So when the signal was given to release the dogs, Manny made it clear that he intended to waste no more time. Manny pounced in one swift motion and came crashing down upon Red. Manny’s claws dug deep into Red’s hind legs and below his right eye. In no time, Manny had arranged Red’s body in the perfect position to end it by stretching Red and digging his claws ever deeper while pushing in opposite directions, which exposed Red’s neck and jugular perfectly. Being pressed up against the box’s one panel limited the crowds’ view and so an ensuing struggle of position to witness Red’s end began. Just as Manny was about to end it, the struggle amongst the spectators pushed one of the panels into Manny’s side knocking him off balance long enough for Red to get on all four paws again. As he got up, Red noticed a small opportunity of attack as Manny was still slightly off balanced and distracted by the developing commotion on the other side of the walls, so Red bit down on Manny’s back left leg as hard and quickly as he could. His advantage did not last long though as Manny easily flung Red off by spinning around in a rage of dismay, but Red’s efforts did not go in vain because now Manny limped back to his corner struggling to keep his poise. Against the far wall of the box, Red felt the bloodied carpet underneath him and again felt a resignation of insurmountable weight come crashing down. The carpet was cold and clung to his fur, pulling him ever closer and calling him to join all its past victims who once lied so helplessly as he did now. But he rose again, barely able to see the wound on his leg from the blood dripping into his eyes.

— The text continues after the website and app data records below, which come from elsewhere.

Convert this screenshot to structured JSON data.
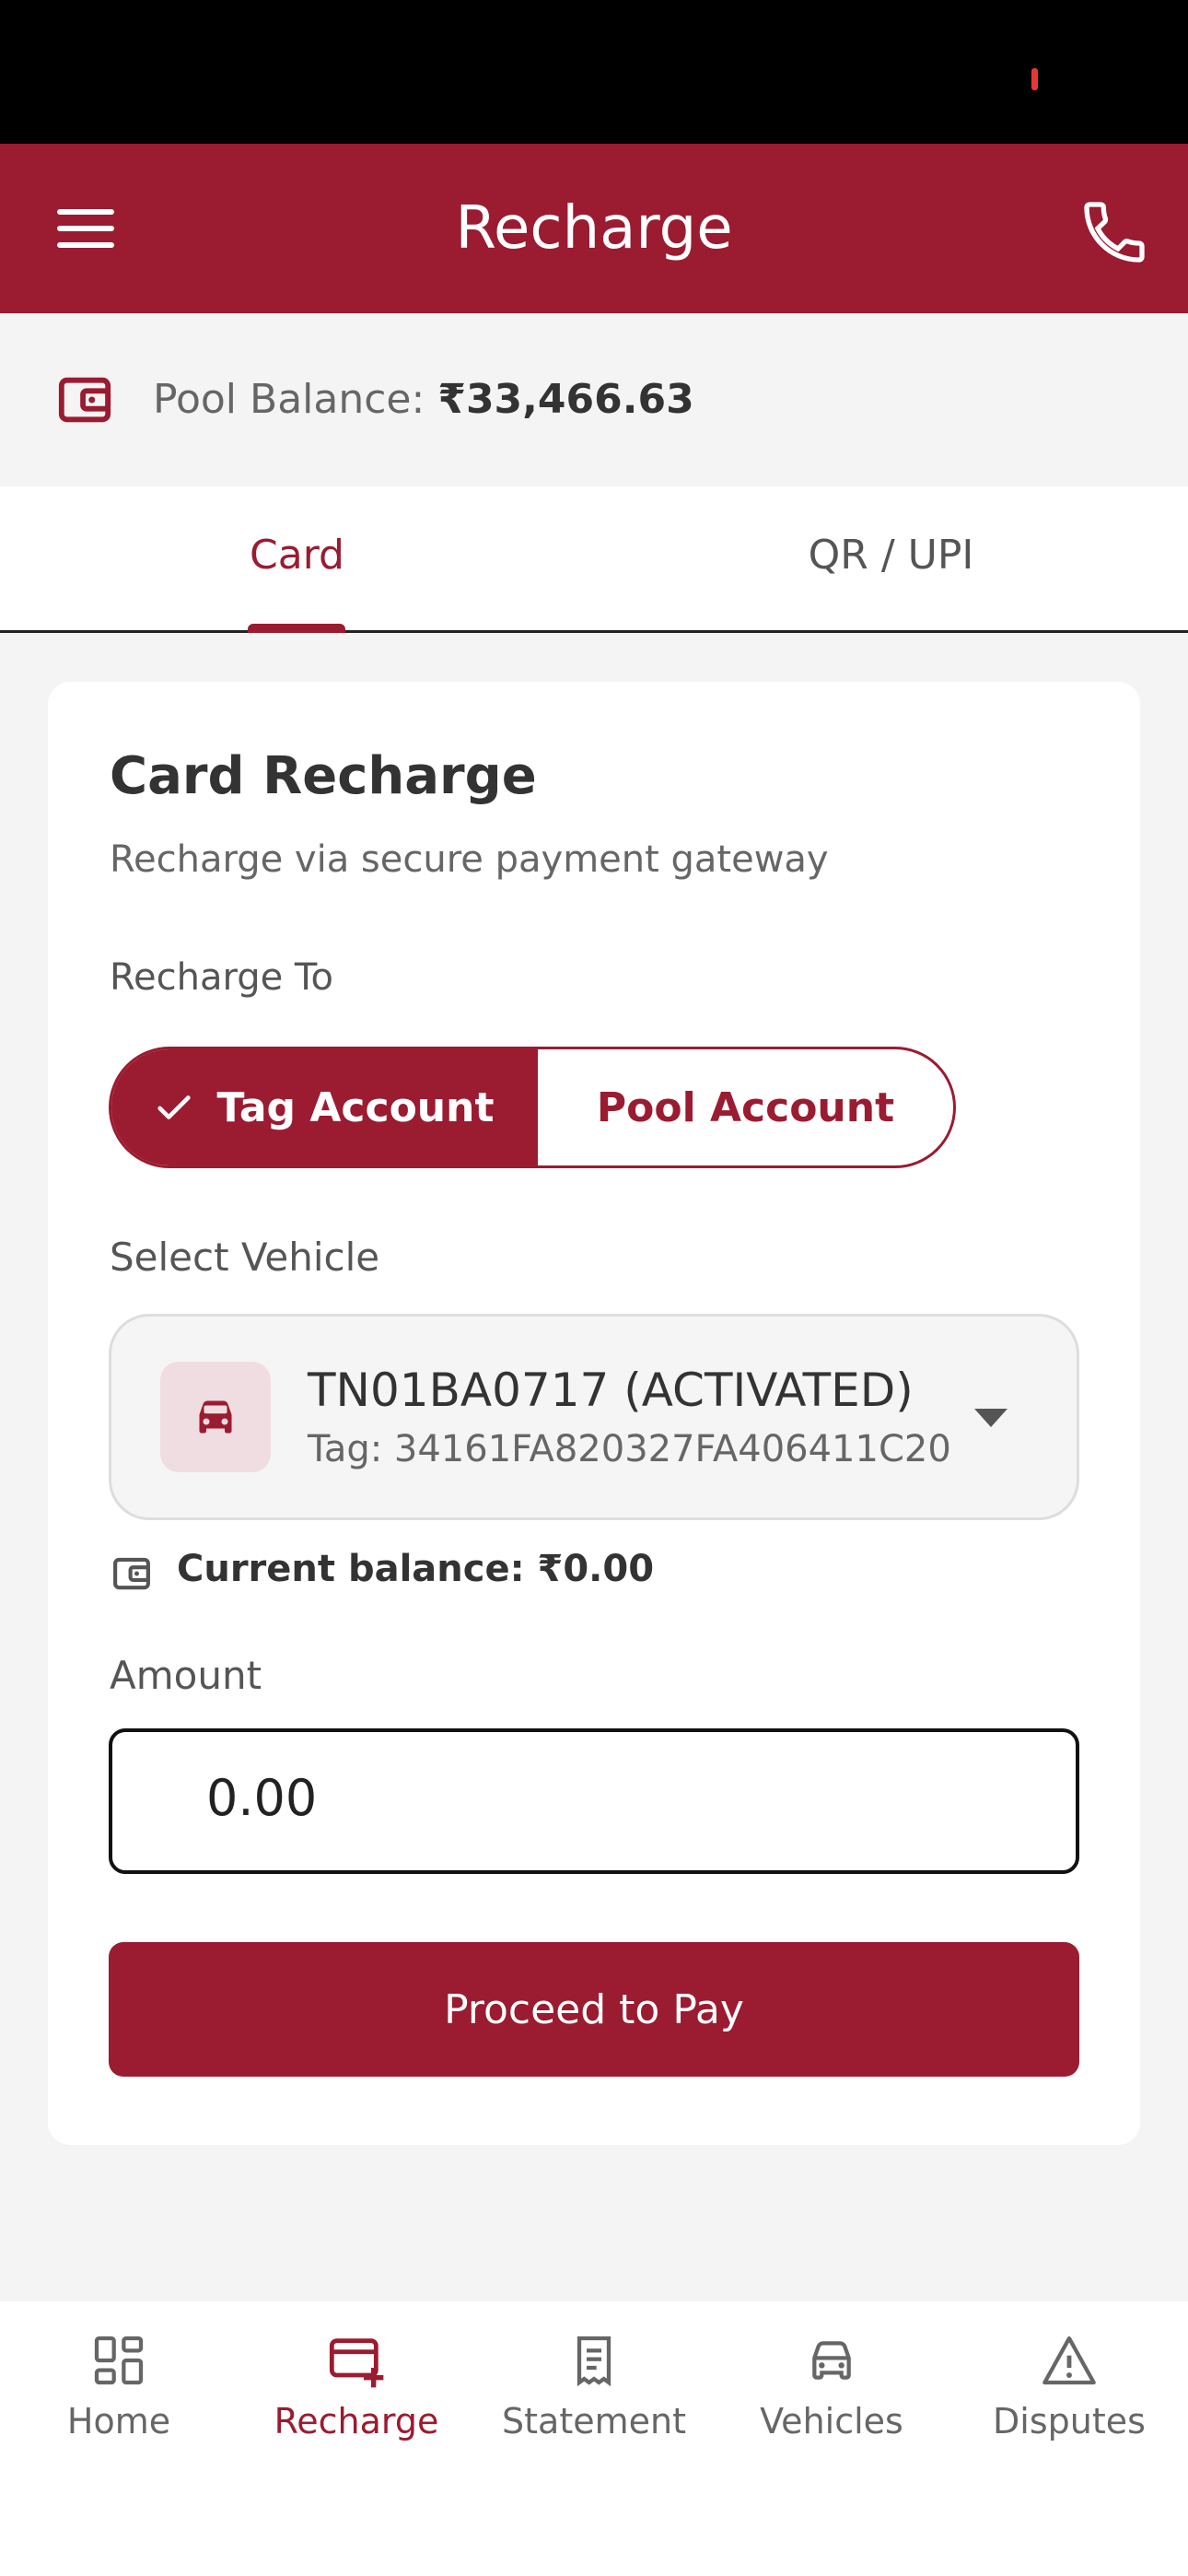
{
  "app_bar": {
    "title": "Recharge"
  },
  "pool_balance": {
    "label": "Pool Balance:",
    "value": "₹33,466.63"
  },
  "tabs": [
    {
      "label": "Card"
    },
    {
      "label": "QR / UPI"
    }
  ],
  "card": {
    "title": "Card Recharge",
    "subtitle": "Recharge via secure payment gateway",
    "recharge_to_label": "Recharge To",
    "segments": {
      "tag": "Tag Account",
      "pool": "Pool Account"
    },
    "select_vehicle_label": "Select Vehicle",
    "vehicle": {
      "name": "TN01BA0717 (ACTIVATED)",
      "tag": "Tag: 34161FA820327FA406411C20"
    },
    "current_balance": "Current balance: ₹0.00",
    "amount_label": "Amount",
    "amount_value": "0.00",
    "pay_button": "Proceed to Pay"
  },
  "bottom_nav": [
    {
      "label": "Home",
      "icon": "dashboard-icon"
    },
    {
      "label": "Recharge",
      "icon": "card-add-icon"
    },
    {
      "label": "Statement",
      "icon": "receipt-icon"
    },
    {
      "label": "Vehicles",
      "icon": "car-icon"
    },
    {
      "label": "Disputes",
      "icon": "warning-icon"
    }
  ],
  "colors": {
    "primary": "#9b1b30",
    "background": "#f4f4f4"
  }
}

On the other side of the box, Manny circled and waited for his opportunity. Seeing that his opponent was temporarily blinded, Manny moved in again, this time with a charge of bloodthirsty death in his one good eye and he slammed Red so hard into the wall of the box that it broke open releasing the two dogs onto the cold, hard floor of the warehouse. The wooden panels swung open with such power and violence that they knocked some of the crowd over, flipping them into the box and onto the carpet, covering them in the dogs’ blood. Others dispersed fearing the dogs would turn on them. But Manny knew his intent and aimed to see it through. He turned towards Red and again bull rushed him with all his might this time successfully sprawling Red onto the floor underneath his claws again. This time Manny had his mark and there was nothing to intervene. As Manny bent to bite deep into Red’s jugular, Red closed his eyes, unwilling to witness his own demise. And just as Manny was about to bite down, Red could hear the shuffling of hasty feet vibrating against the concrete and the echoing of sirens. And then there was silence.